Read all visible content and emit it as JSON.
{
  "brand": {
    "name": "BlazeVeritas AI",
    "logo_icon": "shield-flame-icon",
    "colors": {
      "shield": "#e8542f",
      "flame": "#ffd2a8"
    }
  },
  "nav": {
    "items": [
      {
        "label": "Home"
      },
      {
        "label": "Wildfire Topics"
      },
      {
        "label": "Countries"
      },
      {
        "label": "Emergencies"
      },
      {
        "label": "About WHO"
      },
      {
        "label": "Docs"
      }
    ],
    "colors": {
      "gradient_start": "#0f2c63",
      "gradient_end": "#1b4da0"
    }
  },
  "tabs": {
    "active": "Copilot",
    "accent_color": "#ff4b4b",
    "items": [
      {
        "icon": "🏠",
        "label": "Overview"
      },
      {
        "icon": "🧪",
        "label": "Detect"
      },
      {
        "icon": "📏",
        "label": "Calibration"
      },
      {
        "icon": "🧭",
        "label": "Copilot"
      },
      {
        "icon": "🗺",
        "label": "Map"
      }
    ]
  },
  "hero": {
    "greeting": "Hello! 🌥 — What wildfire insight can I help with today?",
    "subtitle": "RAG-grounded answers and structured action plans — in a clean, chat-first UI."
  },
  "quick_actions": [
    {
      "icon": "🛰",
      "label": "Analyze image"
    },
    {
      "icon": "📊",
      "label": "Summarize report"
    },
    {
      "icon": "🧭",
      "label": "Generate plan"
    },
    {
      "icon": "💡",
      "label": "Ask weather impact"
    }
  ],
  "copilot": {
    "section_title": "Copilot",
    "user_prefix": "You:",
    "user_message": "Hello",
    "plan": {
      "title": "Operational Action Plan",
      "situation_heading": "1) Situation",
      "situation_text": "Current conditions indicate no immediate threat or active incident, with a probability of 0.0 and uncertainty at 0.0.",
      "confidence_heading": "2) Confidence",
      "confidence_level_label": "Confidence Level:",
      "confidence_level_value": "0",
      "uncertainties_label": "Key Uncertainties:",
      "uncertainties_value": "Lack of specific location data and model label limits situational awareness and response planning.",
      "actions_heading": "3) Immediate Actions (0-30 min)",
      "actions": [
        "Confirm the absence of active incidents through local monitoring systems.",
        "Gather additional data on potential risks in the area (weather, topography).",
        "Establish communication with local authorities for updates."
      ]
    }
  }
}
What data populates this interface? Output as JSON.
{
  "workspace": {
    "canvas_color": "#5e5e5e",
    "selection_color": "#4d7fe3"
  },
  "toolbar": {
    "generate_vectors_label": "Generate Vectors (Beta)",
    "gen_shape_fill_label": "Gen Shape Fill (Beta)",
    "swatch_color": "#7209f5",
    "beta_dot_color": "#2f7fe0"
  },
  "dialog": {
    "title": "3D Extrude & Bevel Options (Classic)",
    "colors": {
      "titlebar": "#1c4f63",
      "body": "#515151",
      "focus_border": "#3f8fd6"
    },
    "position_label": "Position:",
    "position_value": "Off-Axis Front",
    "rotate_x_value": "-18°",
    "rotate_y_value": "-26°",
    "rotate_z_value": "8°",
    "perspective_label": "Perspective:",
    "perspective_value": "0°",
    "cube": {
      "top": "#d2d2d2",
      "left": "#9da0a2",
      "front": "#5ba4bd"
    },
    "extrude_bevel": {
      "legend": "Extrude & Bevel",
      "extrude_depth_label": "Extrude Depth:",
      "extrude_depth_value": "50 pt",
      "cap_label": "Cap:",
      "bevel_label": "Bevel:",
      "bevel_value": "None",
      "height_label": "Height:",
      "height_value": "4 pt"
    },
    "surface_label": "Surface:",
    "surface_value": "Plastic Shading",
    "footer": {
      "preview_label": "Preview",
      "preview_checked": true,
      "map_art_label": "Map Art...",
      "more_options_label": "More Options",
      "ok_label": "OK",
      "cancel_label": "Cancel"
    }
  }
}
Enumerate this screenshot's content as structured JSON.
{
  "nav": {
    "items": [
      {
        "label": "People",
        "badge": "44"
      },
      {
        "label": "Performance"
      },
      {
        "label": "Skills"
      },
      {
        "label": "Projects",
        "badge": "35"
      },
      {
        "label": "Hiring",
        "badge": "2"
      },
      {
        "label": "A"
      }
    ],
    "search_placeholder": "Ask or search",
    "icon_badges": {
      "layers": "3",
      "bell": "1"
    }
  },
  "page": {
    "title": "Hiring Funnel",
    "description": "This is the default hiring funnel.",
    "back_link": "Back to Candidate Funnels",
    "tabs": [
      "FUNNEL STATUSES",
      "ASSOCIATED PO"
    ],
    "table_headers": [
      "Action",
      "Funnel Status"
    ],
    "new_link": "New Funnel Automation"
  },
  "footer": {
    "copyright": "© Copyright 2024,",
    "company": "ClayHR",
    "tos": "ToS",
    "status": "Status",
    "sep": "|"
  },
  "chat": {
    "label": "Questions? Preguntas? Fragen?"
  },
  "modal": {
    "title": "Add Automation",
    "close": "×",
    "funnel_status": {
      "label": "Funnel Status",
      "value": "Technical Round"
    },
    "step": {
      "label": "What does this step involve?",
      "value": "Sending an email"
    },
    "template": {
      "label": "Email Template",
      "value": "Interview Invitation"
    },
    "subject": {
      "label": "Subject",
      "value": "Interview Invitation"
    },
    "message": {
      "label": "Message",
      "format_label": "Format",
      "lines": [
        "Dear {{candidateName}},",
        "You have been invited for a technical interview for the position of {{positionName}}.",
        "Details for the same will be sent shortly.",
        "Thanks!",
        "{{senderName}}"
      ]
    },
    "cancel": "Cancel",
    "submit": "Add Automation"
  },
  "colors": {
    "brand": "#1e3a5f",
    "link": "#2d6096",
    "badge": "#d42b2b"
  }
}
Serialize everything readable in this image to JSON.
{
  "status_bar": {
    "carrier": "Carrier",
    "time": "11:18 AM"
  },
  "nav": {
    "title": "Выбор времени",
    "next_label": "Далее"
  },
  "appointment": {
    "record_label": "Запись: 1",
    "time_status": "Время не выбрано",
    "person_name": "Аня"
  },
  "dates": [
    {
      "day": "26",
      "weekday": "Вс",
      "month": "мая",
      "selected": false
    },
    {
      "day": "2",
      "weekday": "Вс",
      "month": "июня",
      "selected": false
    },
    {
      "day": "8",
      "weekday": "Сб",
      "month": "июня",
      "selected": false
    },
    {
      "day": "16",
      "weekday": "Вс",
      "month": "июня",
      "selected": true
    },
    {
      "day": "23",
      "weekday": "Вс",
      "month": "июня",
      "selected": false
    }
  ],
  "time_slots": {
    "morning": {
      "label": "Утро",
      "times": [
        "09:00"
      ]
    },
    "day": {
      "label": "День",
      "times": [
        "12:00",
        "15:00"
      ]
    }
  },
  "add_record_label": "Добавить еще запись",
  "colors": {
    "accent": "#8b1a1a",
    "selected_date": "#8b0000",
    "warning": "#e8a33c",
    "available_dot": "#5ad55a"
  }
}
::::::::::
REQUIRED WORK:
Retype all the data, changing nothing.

SOLUTION FOR THIS PROBLEM:
Read all visible content and emit it as JSON.
{
  "brand": {
    "name": "BlazeVeritas AI",
    "logo_icon": "shield-flame-icon",
    "colors": {
      "shield": "#e8542f",
      "flame": "#ffd2a8"
    }
  },
  "nav": {
    "items": [
      {
        "label": "Home"
      },
      {
        "label": "Wildfire Topics"
      },
      {
        "label": "Countries"
      },
      {
        "label": "Emergencies"
      },
      {
        "label": "About WHO"
      },
      {
        "label": "Docs"
      }
    ],
    "colors": {
      "gradient_start": "#0f2c63",
      "gradient_end": "#1b4da0"
    }
  },
  "tabs": {
    "active": "Copilot",
    "accent_color": "#ff4b4b",
    "items": [
      {
        "icon": "🏠",
        "label": "Overview"
      },
      {
        "icon": "🧪",
        "label": "Detect"
      },
      {
        "icon": "📏",
        "label": "Calibration"
      },
      {
        "icon": "🧭",
        "label": "Copilot"
      },
      {
        "icon": "🗺",
        "label": "Map"
      }
    ]
  },
  "hero": {
    "greeting": "Hello! 🌥 — What wildfire insight can I help with today?",
    "subtitle": "RAG-grounded answers and structured action plans — in a clean, chat-first UI."
  },
  "quick_actions": [
    {
      "icon": "🛰",
      "label": "Analyze image"
    },
    {
      "icon": "📊",
      "label": "Summarize report"
    },
    {
      "icon": "🧭",
      "label": "Generate plan"
    },
    {
      "icon": "💡",
      "label": "Ask weather impact"
    }
  ],
  "copilot": {
    "section_title": "Copilot",
    "user_prefix": "You:",
    "user_message": "Hello",
    "plan": {
      "title": "Operational Action Plan",
      "situation_heading": "1) Situation",
      "situation_text": "Current conditions indicate no immediate threat or active incident, with a probability of 0.0 and uncertainty at 0.0.",
      "confidence_heading": "2) Confidence",
      "confidence_level_label": "Confidence Level:",
      "confidence_level_value": "0",
      "uncertainties_label": "Key Uncertainties:",
      "uncertainties_value": "Lack of specific location data and model label limits situational awareness and response planning.",
      "actions_heading": "3) Immediate Actions (0-30 min)",
      "actions": [
        "Confirm the absence of active incidents through local monitoring systems.",
        "Gather additional data on potential risks in the area (weather, topography).",
        "Establish communication with local authorities for updates."
      ]
    }
  }
}
What data populates this interface? Output as JSON.
{
  "workspace": {
    "canvas_color": "#5e5e5e",
    "selection_color": "#4d7fe3"
  },
  "toolbar": {
    "generate_vectors_label": "Generate Vectors (Beta)",
    "gen_shape_fill_label": "Gen Shape Fill (Beta)",
    "swatch_color": "#7209f5",
    "beta_dot_color": "#2f7fe0"
  },
  "dialog": {
    "title": "3D Extrude & Bevel Options (Classic)",
    "colors": {
      "titlebar": "#1c4f63",
      "body": "#515151",
      "focus_border": "#3f8fd6"
    },
    "position_label": "Position:",
    "position_value": "Off-Axis Front",
    "rotate_x_value": "-18°",
    "rotate_y_value": "-26°",
    "rotate_z_value": "8°",
    "perspective_label": "Perspective:",
    "perspective_value": "0°",
    "cube": {
      "top": "#d2d2d2",
      "left": "#9da0a2",
      "front": "#5ba4bd"
    },
    "extrude_bevel": {
      "legend": "Extrude & Bevel",
      "extrude_depth_label": "Extrude Depth:",
      "extrude_depth_value": "50 pt",
      "cap_label": "Cap:",
      "bevel_label": "Bevel:",
      "bevel_value": "None",
      "height_label": "Height:",
      "height_value": "4 pt"
    },
    "surface_label": "Surface:",
    "surface_value": "Plastic Shading",
    "footer": {
      "preview_label": "Preview",
      "preview_checked": true,
      "map_art_label": "Map Art...",
      "more_options_label": "More Options",
      "ok_label": "OK",
      "cancel_label": "Cancel"
    }
  }
}
Enumerate this screenshot's content as structured JSON.
{
  "nav": {
    "items": [
      {
        "label": "People",
        "badge": "44"
      },
      {
        "label": "Performance"
      },
      {
        "label": "Skills"
      },
      {
        "label": "Projects",
        "badge": "35"
      },
      {
        "label": "Hiring",
        "badge": "2"
      },
      {
        "label": "A"
      }
    ],
    "search_placeholder": "Ask or search",
    "icon_badges": {
      "layers": "3",
      "bell": "1"
    }
  },
  "page": {
    "title": "Hiring Funnel",
    "description": "This is the default hiring funnel.",
    "back_link": "Back to Candidate Funnels",
    "tabs": [
      "FUNNEL STATUSES",
      "ASSOCIATED PO"
    ],
    "table_headers": [
      "Action",
      "Funnel Status"
    ],
    "new_link": "New Funnel Automation"
  },
  "footer": {
    "copyright": "© Copyright 2024,",
    "company": "ClayHR",
    "tos": "ToS",
    "status": "Status",
    "sep": "|"
  },
  "chat": {
    "label": "Questions? Preguntas? Fragen?"
  },
  "modal": {
    "title": "Add Automation",
    "close": "×",
    "funnel_status": {
      "label": "Funnel Status",
      "value": "Technical Round"
    },
    "step": {
      "label": "What does this step involve?",
      "value": "Sending an email"
    },
    "template": {
      "label": "Email Template",
      "value": "Interview Invitation"
    },
    "subject": {
      "label": "Subject",
      "value": "Interview Invitation"
    },
    "message": {
      "label": "Message",
      "format_label": "Format",
      "lines": [
        "Dear {{candidateName}},",
        "You have been invited for a technical interview for the position of {{positionName}}.",
        "Details for the same will be sent shortly.",
        "Thanks!",
        "{{senderName}}"
      ]
    },
    "cancel": "Cancel",
    "submit": "Add Automation"
  },
  "colors": {
    "brand": "#1e3a5f",
    "link": "#2d6096",
    "badge": "#d42b2b"
  }
}
Serialize everything readable in this image to JSON.
{
  "status_bar": {
    "carrier": "Carrier",
    "time": "11:18 AM"
  },
  "nav": {
    "title": "Выбор времени",
    "next_label": "Далее"
  },
  "appointment": {
    "record_label": "Запись: 1",
    "time_status": "Время не выбрано",
    "person_name": "Аня"
  },
  "dates": [
    {
      "day": "26",
      "weekday": "Вс",
      "month": "мая",
      "selected": false
    },
    {
      "day": "2",
      "weekday": "Вс",
      "month": "июня",
      "selected": false
    },
    {
      "day": "8",
      "weekday": "Сб",
      "month": "июня",
      "selected": false
    },
    {
      "day": "16",
      "weekday": "Вс",
      "month": "июня",
      "selected": true
    },
    {
      "day": "23",
      "weekday": "Вс",
      "month": "июня",
      "selected": false
    }
  ],
  "time_slots": {
    "morning": {
      "label": "Утро",
      "times": [
        "09:00"
      ]
    },
    "day": {
      "label": "День",
      "times": [
        "12:00",
        "15:00"
      ]
    }
  },
  "add_record_label": "Добавить еще запись",
  "colors": {
    "accent": "#8b1a1a",
    "selected_date": "#8b0000",
    "warning": "#e8a33c",
    "available_dot": "#5ad55a"
  }
}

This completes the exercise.